When I stumbled across this earlier, it looked like it could use just a little touching up. Checking Webster 1913 and Wordnet, my eyes sortof popped out. To compound the problems, the translations that had been started aparently made a clean distinction between employment and effort. I tried to maintain that distinction, but in hindsight that was probably a Bad Idea (tm). I think I got all the senses of the word "work" that Webster and Wordnet listed (many on Wordnet were too specific) but the resulting mess of having the translations force the definition to be split up looks very ugly.

Also, I do not know what the Greek character \#A3 is supposed to be. Anyone?

--Connel MacKenzie 19:15, 9 Feb 2005 (UTC)

There is a template to mark entries with messed-up translations, namely {{checktrans}}. I'll use it on the page and move the translations to the "Translations to be checked" section. — Paul G 11:12, 10 Feb 2005 (UTC)
rfc tag has already been removed. Moved this discussion to talk page.

Difference between work and job[edit]

They have DEEPLY different meaning: a job is only for money. A work is for the sake of helping someone or for personal satisfaction. Anyway it can't be in the same meaning a job (interested) and an effort (disinterested) I change it.

sorry, I saw there is already two different sections for the two meanings.

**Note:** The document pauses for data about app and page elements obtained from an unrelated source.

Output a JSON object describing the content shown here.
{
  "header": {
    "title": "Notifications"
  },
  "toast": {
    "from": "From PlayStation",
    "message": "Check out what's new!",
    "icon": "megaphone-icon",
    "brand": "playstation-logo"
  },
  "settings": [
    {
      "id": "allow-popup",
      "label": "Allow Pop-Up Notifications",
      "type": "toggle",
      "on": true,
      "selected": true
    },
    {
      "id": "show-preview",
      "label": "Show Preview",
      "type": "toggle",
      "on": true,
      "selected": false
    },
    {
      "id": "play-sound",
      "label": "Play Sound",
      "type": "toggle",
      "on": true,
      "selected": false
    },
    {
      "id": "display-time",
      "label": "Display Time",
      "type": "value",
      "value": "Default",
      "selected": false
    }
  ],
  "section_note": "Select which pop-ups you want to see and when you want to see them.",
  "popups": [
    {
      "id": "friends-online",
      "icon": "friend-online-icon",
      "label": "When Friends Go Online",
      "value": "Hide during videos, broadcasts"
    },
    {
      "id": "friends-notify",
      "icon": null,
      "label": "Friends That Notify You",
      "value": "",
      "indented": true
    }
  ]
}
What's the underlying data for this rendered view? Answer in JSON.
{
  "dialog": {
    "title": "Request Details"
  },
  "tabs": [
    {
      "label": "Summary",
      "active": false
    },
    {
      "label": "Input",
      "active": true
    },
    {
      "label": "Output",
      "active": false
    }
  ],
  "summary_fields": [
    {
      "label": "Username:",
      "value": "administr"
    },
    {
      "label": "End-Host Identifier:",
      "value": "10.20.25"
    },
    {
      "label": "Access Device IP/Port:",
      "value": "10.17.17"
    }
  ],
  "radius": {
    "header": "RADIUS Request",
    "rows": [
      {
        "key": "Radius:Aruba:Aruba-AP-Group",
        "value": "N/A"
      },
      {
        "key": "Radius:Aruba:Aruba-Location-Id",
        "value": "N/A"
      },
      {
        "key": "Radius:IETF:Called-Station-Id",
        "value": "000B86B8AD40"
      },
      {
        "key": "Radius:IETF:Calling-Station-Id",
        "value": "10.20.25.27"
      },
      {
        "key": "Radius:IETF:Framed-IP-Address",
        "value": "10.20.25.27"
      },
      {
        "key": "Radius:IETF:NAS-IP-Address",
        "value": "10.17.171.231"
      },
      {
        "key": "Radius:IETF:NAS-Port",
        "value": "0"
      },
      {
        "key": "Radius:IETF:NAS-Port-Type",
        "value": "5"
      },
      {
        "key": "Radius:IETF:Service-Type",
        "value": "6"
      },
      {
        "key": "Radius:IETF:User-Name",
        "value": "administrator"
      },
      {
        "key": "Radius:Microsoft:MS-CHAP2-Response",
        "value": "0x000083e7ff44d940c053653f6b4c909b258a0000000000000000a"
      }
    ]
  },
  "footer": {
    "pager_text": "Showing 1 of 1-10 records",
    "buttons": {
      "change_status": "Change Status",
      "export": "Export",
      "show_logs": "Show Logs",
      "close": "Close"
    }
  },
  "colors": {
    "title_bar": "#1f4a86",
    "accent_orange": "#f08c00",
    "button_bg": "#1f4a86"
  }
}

I sadly notice that liberal-capitalistic-banker definition of work as something involving a reward in money is on the first place.